--- Required work ---
All of the records below are to be output exactly; no image belongs in the result.

--- Element data from apps and pages ---
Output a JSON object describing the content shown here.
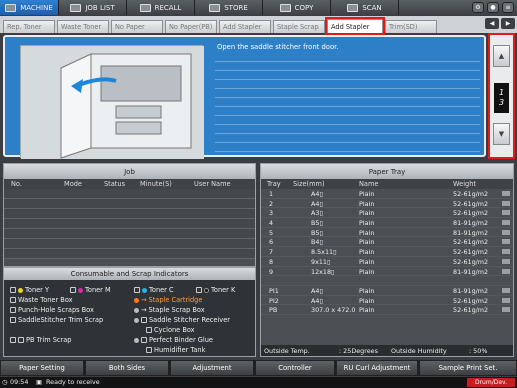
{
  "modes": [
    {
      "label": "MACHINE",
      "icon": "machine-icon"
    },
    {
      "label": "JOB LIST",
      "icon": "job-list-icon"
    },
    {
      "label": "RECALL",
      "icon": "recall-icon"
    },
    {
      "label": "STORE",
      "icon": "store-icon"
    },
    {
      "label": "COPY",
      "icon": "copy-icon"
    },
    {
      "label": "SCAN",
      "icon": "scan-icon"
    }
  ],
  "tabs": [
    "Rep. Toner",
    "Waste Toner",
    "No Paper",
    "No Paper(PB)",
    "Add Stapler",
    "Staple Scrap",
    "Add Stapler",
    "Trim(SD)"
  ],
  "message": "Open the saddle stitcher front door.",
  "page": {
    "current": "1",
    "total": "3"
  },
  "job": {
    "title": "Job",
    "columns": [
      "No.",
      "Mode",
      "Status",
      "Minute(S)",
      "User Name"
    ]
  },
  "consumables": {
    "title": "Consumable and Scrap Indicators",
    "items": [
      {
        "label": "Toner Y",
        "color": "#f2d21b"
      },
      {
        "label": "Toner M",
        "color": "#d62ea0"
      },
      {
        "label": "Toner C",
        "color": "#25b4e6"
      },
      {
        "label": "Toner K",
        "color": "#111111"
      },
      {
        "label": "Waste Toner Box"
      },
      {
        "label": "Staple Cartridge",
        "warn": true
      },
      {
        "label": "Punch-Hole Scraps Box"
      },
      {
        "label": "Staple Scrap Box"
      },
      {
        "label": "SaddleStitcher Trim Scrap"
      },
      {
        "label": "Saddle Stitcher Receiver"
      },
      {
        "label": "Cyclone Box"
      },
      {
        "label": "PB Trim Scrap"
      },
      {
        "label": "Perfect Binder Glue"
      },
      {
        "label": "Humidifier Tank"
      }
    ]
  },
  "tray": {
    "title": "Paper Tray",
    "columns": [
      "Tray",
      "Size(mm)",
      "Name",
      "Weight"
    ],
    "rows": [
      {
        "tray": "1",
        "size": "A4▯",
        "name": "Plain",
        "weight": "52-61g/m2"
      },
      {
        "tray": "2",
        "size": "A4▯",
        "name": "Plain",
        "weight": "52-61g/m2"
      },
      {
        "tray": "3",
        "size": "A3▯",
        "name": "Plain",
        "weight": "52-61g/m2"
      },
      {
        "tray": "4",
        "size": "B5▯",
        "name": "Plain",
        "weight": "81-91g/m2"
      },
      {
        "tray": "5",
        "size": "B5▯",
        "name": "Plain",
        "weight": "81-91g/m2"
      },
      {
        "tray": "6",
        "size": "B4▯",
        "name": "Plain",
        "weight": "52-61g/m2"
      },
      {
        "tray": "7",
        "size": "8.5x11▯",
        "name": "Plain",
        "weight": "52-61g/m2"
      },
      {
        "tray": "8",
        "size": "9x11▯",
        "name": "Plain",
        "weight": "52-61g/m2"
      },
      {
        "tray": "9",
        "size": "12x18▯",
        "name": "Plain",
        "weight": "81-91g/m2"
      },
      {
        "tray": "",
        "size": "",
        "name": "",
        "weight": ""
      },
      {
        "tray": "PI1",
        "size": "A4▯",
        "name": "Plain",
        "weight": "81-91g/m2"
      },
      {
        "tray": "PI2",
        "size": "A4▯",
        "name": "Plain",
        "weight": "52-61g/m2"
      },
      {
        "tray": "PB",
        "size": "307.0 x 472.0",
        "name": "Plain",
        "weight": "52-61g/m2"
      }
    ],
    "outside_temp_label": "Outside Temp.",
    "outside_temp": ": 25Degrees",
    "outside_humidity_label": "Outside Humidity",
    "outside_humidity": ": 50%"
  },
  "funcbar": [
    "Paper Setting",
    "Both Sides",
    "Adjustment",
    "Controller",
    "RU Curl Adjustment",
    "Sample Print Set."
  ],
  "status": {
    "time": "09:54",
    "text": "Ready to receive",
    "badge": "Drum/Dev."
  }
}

--- Answer box ---
Output a JSON object describing the content shown here.
{
  "modes": [
    {
      "label": "MACHINE",
      "icon": "machine-icon"
    },
    {
      "label": "JOB LIST",
      "icon": "job-list-icon"
    },
    {
      "label": "RECALL",
      "icon": "recall-icon"
    },
    {
      "label": "STORE",
      "icon": "store-icon"
    },
    {
      "label": "COPY",
      "icon": "copy-icon"
    },
    {
      "label": "SCAN",
      "icon": "scan-icon"
    }
  ],
  "tabs": [
    "Rep. Toner",
    "Waste Toner",
    "No Paper",
    "No Paper(PB)",
    "Add Stapler",
    "Staple Scrap",
    "Add Stapler",
    "Trim(SD)"
  ],
  "message": "Open the saddle stitcher front door.",
  "page": {
    "current": "1",
    "total": "3"
  },
  "job": {
    "title": "Job",
    "columns": [
      "No.",
      "Mode",
      "Status",
      "Minute(S)",
      "User Name"
    ]
  },
  "consumables": {
    "title": "Consumable and Scrap Indicators",
    "items": [
      {
        "label": "Toner Y",
        "color": "#f2d21b"
      },
      {
        "label": "Toner M",
        "color": "#d62ea0"
      },
      {
        "label": "Toner C",
        "color": "#25b4e6"
      },
      {
        "label": "Toner K",
        "color": "#111111"
      },
      {
        "label": "Waste Toner Box"
      },
      {
        "label": "Staple Cartridge",
        "warn": true
      },
      {
        "label": "Punch-Hole Scraps Box"
      },
      {
        "label": "Staple Scrap Box"
      },
      {
        "label": "SaddleStitcher Trim Scrap"
      },
      {
        "label": "Saddle Stitcher Receiver"
      },
      {
        "label": "Cyclone Box"
      },
      {
        "label": "PB Trim Scrap"
      },
      {
        "label": "Perfect Binder Glue"
      },
      {
        "label": "Humidifier Tank"
      }
    ]
  },
  "tray": {
    "title": "Paper Tray",
    "columns": [
      "Tray",
      "Size(mm)",
      "Name",
      "Weight"
    ],
    "rows": [
      {
        "tray": "1",
        "size": "A4▯",
        "name": "Plain",
        "weight": "52-61g/m2"
      },
      {
        "tray": "2",
        "size": "A4▯",
        "name": "Plain",
        "weight": "52-61g/m2"
      },
      {
        "tray": "3",
        "size": "A3▯",
        "name": "Plain",
        "weight": "52-61g/m2"
      },
      {
        "tray": "4",
        "size": "B5▯",
        "name": "Plain",
        "weight": "81-91g/m2"
      },
      {
        "tray": "5",
        "size": "B5▯",
        "name": "Plain",
        "weight": "81-91g/m2"
      },
      {
        "tray": "6",
        "size": "B4▯",
        "name": "Plain",
        "weight": "52-61g/m2"
      },
      {
        "tray": "7",
        "size": "8.5x11▯",
        "name": "Plain",
        "weight": "52-61g/m2"
      },
      {
        "tray": "8",
        "size": "9x11▯",
        "name": "Plain",
        "weight": "52-61g/m2"
      },
      {
        "tray": "9",
        "size": "12x18▯",
        "name": "Plain",
        "weight": "81-91g/m2"
      },
      {
        "tray": "",
        "size": "",
        "name": "",
        "weight": ""
      },
      {
        "tray": "PI1",
        "size": "A4▯",
        "name": "Plain",
        "weight": "81-91g/m2"
      },
      {
        "tray": "PI2",
        "size": "A4▯",
        "name": "Plain",
        "weight": "52-61g/m2"
      },
      {
        "tray": "PB",
        "size": "307.0 x 472.0",
        "name": "Plain",
        "weight": "52-61g/m2"
      }
    ],
    "outside_temp_label": "Outside Temp.",
    "outside_temp": ": 25Degrees",
    "outside_humidity_label": "Outside Humidity",
    "outside_humidity": ": 50%"
  },
  "funcbar": [
    "Paper Setting",
    "Both Sides",
    "Adjustment",
    "Controller",
    "RU Curl Adjustment",
    "Sample Print Set."
  ],
  "status": {
    "time": "09:54",
    "text": "Ready to receive",
    "badge": "Drum/Dev."
  }
}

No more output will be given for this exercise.